Where is your disdain now?

Where is your outrage now?

Where is your moral indignation now?

You say that all lives matter. Now is your chance to prove it. Now is your chance to walk the walk. To put your money where your mouth is. To put up, or shut up. To prove once and far all that All lives matter. I want to hear your disgust for Sasha Wall. I want to her your disdain for her. I want to hear your outrage for her. I want to hear your moral indignation for her. To help drown out the deafening silence I will be there with you. I will shout my disgust, disdain, outrage, and moral indignation with you. I am guilty of that silence, but enough is enough.

Sasha Wall was a 29-year-old woman. She was a woman who was loved by her family and friends, and she was a woman who loved her family and friends. She was a woman with hopes and dreams and ambitions just like the rest of us. Sasha Wall deserved more. Sasha Wall deserved more than being left on the side of the road like discarded garbage. She was a woman who deserves justice she most likely will never see. I cannot bring her back. But I can and will say her name. I will say her name so somewhere her spirit knows that I see her for the person she was and for all she could have been. I say her name and the names of the other 7 women who deserved so much more:
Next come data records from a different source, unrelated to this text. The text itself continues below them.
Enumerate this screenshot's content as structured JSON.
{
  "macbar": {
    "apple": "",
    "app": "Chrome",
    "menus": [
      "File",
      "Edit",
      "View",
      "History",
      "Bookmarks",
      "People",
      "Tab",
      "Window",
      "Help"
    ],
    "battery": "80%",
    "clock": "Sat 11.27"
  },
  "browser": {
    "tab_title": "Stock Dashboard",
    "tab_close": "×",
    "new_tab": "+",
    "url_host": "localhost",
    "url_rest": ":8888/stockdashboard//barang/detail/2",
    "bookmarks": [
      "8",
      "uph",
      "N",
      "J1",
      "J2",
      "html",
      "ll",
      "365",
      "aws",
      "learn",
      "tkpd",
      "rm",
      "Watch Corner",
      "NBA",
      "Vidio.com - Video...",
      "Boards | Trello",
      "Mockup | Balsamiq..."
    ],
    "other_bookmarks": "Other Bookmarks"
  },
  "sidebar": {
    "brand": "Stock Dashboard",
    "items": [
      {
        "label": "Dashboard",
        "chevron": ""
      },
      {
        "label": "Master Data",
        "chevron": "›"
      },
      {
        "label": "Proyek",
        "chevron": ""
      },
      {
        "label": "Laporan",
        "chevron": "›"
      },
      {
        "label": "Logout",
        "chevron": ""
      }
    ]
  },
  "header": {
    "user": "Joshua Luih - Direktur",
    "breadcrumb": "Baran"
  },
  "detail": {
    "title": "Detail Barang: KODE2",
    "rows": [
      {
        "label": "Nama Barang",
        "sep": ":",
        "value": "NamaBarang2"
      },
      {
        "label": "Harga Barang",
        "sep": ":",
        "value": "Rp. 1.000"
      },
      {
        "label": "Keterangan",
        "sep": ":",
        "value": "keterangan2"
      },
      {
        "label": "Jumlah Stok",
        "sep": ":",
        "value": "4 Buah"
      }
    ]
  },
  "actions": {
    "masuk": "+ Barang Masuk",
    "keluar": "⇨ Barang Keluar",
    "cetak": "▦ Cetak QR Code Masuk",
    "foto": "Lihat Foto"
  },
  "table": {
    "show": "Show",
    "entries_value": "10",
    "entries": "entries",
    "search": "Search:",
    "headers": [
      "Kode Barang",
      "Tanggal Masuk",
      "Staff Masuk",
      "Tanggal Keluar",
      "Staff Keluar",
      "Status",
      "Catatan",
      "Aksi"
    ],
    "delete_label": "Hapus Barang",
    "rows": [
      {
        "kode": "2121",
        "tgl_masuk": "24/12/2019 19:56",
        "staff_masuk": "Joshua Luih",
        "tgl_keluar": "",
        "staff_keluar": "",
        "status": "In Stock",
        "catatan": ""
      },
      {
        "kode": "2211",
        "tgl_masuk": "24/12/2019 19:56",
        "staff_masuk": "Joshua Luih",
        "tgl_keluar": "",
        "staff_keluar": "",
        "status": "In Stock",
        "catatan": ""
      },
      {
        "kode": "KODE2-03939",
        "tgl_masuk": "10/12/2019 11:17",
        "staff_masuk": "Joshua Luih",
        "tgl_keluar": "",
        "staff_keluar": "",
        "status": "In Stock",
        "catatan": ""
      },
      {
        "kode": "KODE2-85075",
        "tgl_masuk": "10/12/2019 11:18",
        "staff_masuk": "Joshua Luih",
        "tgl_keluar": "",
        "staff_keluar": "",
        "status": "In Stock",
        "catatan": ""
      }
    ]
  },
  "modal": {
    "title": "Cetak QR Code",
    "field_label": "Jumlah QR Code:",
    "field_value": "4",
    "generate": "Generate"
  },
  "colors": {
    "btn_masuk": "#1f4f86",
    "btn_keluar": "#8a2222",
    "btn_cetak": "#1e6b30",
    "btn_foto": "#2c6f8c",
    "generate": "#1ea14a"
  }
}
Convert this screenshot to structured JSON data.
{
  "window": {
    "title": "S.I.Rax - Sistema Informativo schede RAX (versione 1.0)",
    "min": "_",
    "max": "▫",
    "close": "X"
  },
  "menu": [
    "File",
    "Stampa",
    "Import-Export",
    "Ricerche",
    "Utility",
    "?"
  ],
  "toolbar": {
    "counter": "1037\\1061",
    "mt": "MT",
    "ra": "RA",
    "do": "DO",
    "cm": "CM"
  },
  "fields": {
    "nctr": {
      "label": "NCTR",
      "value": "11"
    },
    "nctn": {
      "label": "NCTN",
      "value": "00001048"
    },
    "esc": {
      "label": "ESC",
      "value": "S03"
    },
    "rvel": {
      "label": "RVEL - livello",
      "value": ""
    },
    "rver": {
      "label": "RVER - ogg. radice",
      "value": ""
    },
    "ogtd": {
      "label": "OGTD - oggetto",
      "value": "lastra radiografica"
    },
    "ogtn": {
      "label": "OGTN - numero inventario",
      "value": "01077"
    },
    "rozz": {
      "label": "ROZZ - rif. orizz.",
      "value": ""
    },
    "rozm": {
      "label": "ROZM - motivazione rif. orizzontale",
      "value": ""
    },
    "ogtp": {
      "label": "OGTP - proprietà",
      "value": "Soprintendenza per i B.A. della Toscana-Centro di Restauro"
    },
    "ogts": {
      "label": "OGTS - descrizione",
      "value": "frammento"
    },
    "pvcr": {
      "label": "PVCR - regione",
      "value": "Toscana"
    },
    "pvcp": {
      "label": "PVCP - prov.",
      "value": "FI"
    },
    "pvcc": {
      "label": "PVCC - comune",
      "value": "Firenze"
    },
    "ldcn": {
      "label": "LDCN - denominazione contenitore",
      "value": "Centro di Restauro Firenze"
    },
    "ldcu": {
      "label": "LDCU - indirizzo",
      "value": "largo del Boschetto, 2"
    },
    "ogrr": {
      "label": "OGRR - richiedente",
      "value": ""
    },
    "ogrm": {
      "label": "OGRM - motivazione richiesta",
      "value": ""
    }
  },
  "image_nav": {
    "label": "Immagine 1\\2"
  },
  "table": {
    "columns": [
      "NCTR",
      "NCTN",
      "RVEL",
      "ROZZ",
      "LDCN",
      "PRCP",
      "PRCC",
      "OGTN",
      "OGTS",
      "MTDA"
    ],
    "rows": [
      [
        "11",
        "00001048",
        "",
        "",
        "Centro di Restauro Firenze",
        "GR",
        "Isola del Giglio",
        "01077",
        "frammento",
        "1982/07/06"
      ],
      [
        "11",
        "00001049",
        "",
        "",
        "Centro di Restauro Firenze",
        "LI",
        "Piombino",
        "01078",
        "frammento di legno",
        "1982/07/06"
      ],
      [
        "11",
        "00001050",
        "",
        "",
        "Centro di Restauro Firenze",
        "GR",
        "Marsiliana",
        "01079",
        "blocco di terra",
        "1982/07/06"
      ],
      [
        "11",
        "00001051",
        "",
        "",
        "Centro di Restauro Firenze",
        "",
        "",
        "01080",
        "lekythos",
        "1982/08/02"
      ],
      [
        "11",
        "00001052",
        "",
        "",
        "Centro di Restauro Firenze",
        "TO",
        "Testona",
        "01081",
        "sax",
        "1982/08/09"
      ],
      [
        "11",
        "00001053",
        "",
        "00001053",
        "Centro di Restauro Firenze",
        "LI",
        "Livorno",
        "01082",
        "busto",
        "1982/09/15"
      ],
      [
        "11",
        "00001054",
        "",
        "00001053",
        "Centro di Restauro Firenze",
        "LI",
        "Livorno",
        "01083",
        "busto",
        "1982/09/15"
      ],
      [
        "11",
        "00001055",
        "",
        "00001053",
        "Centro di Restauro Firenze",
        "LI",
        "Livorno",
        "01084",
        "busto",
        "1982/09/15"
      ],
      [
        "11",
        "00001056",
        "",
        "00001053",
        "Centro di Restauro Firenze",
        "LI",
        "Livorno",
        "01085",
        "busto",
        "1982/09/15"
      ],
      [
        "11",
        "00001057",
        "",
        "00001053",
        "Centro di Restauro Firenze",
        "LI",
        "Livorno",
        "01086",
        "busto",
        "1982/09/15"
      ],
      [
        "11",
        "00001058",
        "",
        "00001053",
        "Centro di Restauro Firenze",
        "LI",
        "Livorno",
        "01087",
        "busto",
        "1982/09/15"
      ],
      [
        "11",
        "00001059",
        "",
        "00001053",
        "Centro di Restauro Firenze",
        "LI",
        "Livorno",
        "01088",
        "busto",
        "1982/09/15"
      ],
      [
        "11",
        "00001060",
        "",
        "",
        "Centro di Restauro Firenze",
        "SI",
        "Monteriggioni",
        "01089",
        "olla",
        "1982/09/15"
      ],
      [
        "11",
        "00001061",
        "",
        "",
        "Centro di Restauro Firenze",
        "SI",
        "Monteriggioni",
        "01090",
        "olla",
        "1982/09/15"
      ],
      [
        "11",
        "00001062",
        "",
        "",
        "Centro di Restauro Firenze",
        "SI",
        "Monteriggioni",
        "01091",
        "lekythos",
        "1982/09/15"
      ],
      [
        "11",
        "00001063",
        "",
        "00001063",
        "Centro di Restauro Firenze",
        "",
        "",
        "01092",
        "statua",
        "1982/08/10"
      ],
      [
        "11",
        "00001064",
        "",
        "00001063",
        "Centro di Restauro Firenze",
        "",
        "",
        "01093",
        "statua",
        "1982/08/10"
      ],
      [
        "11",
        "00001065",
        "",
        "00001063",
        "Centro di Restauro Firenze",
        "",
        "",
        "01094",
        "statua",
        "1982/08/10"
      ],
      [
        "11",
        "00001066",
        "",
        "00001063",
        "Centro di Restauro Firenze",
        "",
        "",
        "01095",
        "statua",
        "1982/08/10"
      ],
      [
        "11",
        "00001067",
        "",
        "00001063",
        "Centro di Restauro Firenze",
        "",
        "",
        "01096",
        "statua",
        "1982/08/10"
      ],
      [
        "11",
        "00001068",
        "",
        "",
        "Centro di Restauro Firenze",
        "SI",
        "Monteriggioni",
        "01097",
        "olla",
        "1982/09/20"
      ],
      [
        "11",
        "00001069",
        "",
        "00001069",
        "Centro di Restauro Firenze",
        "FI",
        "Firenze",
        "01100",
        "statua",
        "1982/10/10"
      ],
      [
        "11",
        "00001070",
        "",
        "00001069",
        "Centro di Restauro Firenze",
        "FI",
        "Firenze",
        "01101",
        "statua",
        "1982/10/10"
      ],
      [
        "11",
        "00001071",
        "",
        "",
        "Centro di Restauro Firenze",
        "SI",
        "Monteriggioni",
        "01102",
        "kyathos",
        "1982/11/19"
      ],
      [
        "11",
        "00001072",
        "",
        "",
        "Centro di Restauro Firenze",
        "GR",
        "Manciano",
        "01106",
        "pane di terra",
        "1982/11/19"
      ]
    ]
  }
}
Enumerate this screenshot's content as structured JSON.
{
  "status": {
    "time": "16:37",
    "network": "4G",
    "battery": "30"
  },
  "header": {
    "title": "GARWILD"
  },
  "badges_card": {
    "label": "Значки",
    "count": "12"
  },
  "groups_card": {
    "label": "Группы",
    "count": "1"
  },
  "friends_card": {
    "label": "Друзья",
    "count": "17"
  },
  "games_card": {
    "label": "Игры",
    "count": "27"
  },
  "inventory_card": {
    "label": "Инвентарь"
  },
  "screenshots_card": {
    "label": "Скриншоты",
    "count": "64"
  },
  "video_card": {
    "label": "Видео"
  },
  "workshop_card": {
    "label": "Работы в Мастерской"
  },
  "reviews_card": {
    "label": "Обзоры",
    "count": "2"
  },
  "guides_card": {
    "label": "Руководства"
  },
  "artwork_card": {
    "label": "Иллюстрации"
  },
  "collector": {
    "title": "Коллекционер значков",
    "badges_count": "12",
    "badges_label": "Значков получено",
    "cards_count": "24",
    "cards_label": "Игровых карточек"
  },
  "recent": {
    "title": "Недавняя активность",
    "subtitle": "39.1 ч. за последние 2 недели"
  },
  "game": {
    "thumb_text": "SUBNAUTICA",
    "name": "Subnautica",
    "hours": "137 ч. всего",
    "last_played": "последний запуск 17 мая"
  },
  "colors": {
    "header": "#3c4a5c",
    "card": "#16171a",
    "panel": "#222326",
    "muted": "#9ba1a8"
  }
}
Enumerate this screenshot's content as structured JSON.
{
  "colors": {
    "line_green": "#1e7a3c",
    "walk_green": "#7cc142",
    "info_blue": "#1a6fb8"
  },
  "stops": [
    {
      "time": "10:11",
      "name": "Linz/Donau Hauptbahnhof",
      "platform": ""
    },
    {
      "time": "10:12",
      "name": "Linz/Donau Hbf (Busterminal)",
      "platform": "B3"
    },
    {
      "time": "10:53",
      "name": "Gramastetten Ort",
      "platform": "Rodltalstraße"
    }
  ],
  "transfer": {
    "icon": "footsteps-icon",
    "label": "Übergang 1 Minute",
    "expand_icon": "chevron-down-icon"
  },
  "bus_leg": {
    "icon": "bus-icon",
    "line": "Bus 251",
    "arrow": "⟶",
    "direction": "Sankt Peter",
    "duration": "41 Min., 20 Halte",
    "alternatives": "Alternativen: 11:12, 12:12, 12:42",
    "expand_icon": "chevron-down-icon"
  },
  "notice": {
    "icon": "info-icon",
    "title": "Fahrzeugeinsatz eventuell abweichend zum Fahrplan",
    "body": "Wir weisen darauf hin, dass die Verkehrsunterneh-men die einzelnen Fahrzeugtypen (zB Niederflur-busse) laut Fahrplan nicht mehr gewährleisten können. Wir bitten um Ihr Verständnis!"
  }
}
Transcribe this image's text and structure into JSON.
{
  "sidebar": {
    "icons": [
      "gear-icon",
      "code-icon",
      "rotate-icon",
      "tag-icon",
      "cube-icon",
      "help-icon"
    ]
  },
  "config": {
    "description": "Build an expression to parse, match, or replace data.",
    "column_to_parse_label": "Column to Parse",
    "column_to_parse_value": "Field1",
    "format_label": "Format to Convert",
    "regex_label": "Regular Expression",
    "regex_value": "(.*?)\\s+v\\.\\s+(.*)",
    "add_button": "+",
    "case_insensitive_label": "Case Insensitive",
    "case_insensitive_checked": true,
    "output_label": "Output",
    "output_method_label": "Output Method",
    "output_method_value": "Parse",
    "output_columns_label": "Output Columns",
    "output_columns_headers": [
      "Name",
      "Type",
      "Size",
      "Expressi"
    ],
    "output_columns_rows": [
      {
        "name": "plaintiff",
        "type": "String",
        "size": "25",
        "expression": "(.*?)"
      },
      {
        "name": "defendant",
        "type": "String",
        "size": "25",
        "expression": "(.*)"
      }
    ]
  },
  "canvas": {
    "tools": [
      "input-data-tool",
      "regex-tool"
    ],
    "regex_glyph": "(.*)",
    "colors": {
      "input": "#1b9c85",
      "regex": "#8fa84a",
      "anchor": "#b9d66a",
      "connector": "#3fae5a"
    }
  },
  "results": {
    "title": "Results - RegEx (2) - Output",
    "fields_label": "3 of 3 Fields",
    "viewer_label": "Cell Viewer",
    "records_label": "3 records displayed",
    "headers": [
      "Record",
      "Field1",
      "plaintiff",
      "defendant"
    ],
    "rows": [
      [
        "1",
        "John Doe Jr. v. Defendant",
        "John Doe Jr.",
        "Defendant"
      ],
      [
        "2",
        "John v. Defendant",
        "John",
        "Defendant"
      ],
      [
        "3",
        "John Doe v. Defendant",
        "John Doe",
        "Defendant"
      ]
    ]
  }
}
  1. Christa Leigh Seele-Knudslien, 42 years old
  2. Viccky Gutierrez, 38 years old
  3. Celine Walker, 36 years old
  4. Tonya Harvey, 35 years old
  5. Zakaria Fry, 28 years old
  6. Phylicia Mitchell, 46 years old
  7. Amia Tyrae Berryman, 28 years old
  8. Sasha Wall, 29 years old

May God Bless Christa, Viccky, Celine, Tonya, Zakaria, Phylicia, Amia, and Sasha with the peace in heaven that they were so cruelly denied here on Earth. But more importantly, may be bless us with forgiveness for our deafening silence, and the strength to now and forever more, say shout their names.